The news: Regulators in the UK and the US took different stances on central bank digital currencies (CBDCs).
A report by the Economic Affairs Committee for the UK’s House of Lords acknowledged benefits but decided there was no convincing case for a retail CBDC.
- The report highlighted advantages like meeting future payment needs in a digital economy and solving the issue of falling cash use.
- However, the committee said it would be difficult to strike a balance between compliance monitoring and individual privacy. The report also warned that a CBDC could threaten the banking sector and create economic instability.
- The report concluded with questions for the government’s joint task force, which was created by the Bank of England and HM Treasury to explore a CBDC. The Economic Affairs Committee wants to know what threat privately issued stablecoins and cryptos present to the country’s monetary system, how a CBDC would mitigate those threats, and what regulations would be necessary.
US Federal Reserve Chair Jerome Powell said that a “well-regulated, privately-issued stablecoin” and a potential Fed digital dollar could coexist, per Bloomberg.

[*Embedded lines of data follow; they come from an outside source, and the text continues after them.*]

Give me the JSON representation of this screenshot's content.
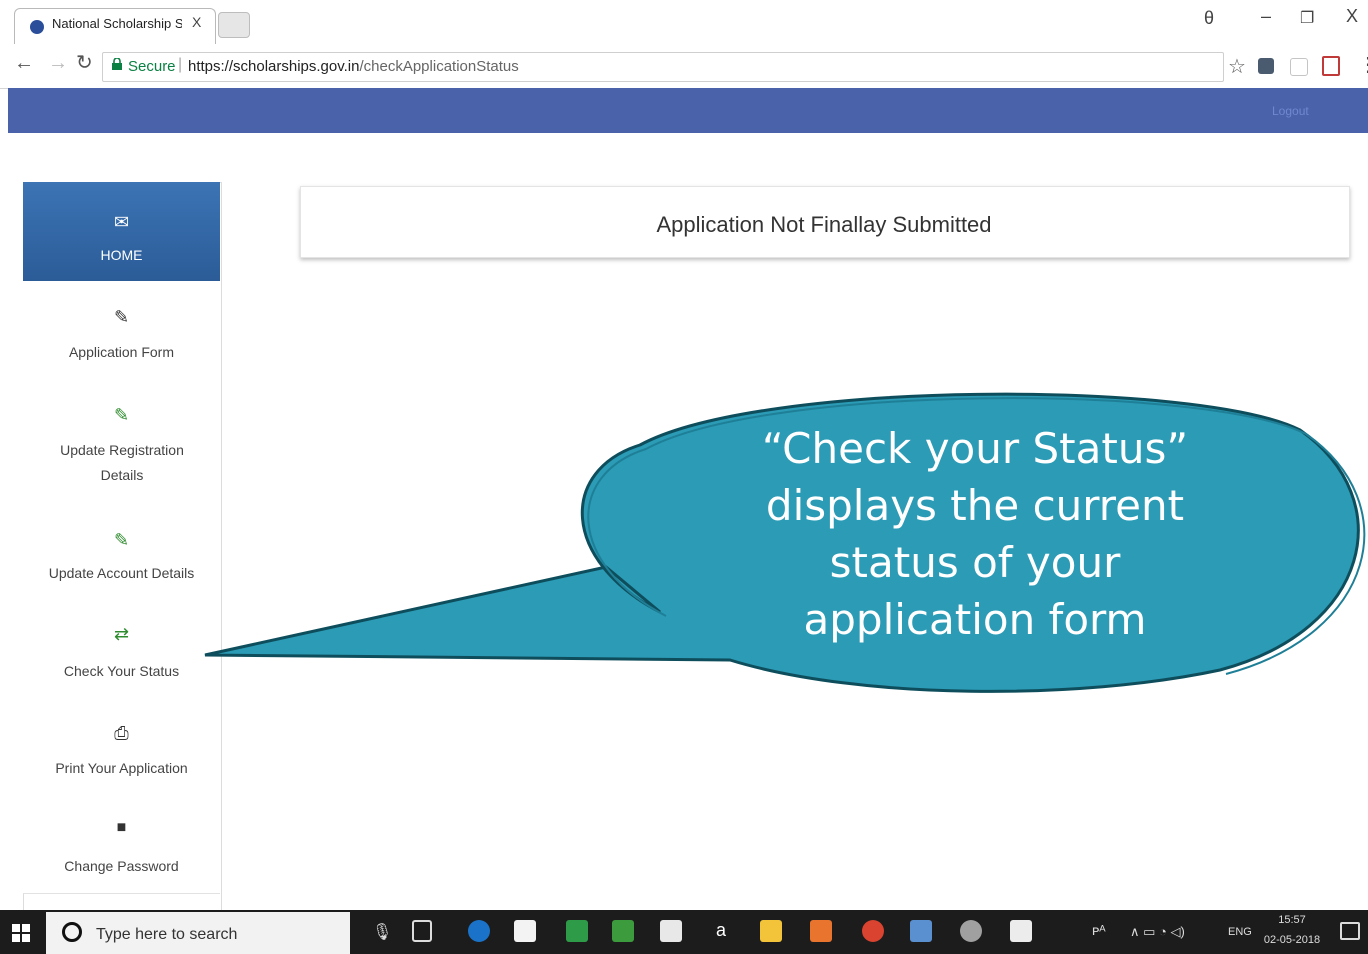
{
  "browser": {
    "tab_title": "National Scholarship Sch",
    "tab_close": "X",
    "secure_label": "Secure",
    "url_separator": "|",
    "url_host": "https://scholarships.gov.in",
    "url_path": "/checkApplicationStatus",
    "window_controls": {
      "user": "θ",
      "minimize": "–",
      "maximize": "❐",
      "close": "X"
    }
  },
  "header": {
    "logout_label": "Logout",
    "bar_color": "#4a62aa"
  },
  "sidebar": {
    "items": [
      {
        "label": "HOME",
        "icon": "envelope-icon",
        "glyph": "✉"
      },
      {
        "label": "Application Form",
        "icon": "edit-icon",
        "glyph": "✎"
      },
      {
        "label": "Update Registration Details",
        "icon": "edit-icon",
        "glyph": "✎"
      },
      {
        "label": "Update Account Details",
        "icon": "edit-icon",
        "glyph": "✎"
      },
      {
        "label": "Check Your Status",
        "icon": "exchange-icon",
        "glyph": "⇄"
      },
      {
        "label": "Print Your Application",
        "icon": "print-icon",
        "glyph": "⎙"
      },
      {
        "label": "Change Password",
        "icon": "lock-icon",
        "glyph": "■"
      }
    ],
    "active_color": "#2f64a3"
  },
  "main": {
    "status_message": "Application Not Finallay Submitted"
  },
  "callout": {
    "line1": "“Check your Status”",
    "line2": "displays the current",
    "line3": "status of your",
    "line4": "application form",
    "fill_color": "#2b9bb6"
  },
  "taskbar": {
    "search_placeholder": "Type here to search",
    "language": "ENG",
    "time": "15:57",
    "date": "02-05-2018"
  }
}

- The US hasn’t decided whether to launch a CBDC and is currently investigating the advantages and disadvantages it would bring. In recent comments to the Senate Banking Committee, Powell said that the Fed would release a report on digital currencies in the coming weeks.
- The Fed and other agencies have previously said that stablecoins need to be better regulated and should be issued by banks.
- Like the UK, regulation is a big question when it comes to CBDCs and other cryptos: A November report on stablecoins released by the President’s Working Group on Financial Markets called for Congress to pass legislation that would subject private coin issuers to similar regulations as banks.
Why it’s worth watching: Cryptos present unique benefits for things like B2B payments and remittances—and lately, there’s been more chatter about stablecoins and CBDCs as viable payments tools because they generally involve less risk than “traditional cryptos” like Bitcoin.
Stablecoins. Because they’re pegged to an underlying asset like gold or the US dollar and tend to be less volatile, they’re more attractive for payments. Visa and Mastercard have already announced stablecoin-related solutions, and PayPal is considering creating its own.
CBDCs. These government-backed currencies can be more secure and stable but require extensive testing. And for them to be effective, they should be easily accessible—which could mean tying them to popular payment channels, like WeChat’s link with China’s digital yuan.
The bigger picture: As developed markets like the UK and the US hem and haw over regulatory nuances, developing nations like India (which we predict will be the next major market to launch a CBDC) are quickly moving ahead. China, for example, is getting closer to launching its digital yuan.
This might be because CBDCs present a promising solution to help bring unbanked consumers into the financial system. And since developing countries tend to have more unbanked consumers, they may be more incentivized to roll out CBDCs. But other benefits, like payment digitization and tighter control over their respective financial systems, are likely also influencing their CBDC pushes.
Related content: Interested in learning more about CBDC and stablecoin use cases? Check out our “Blockchain in Payments” report.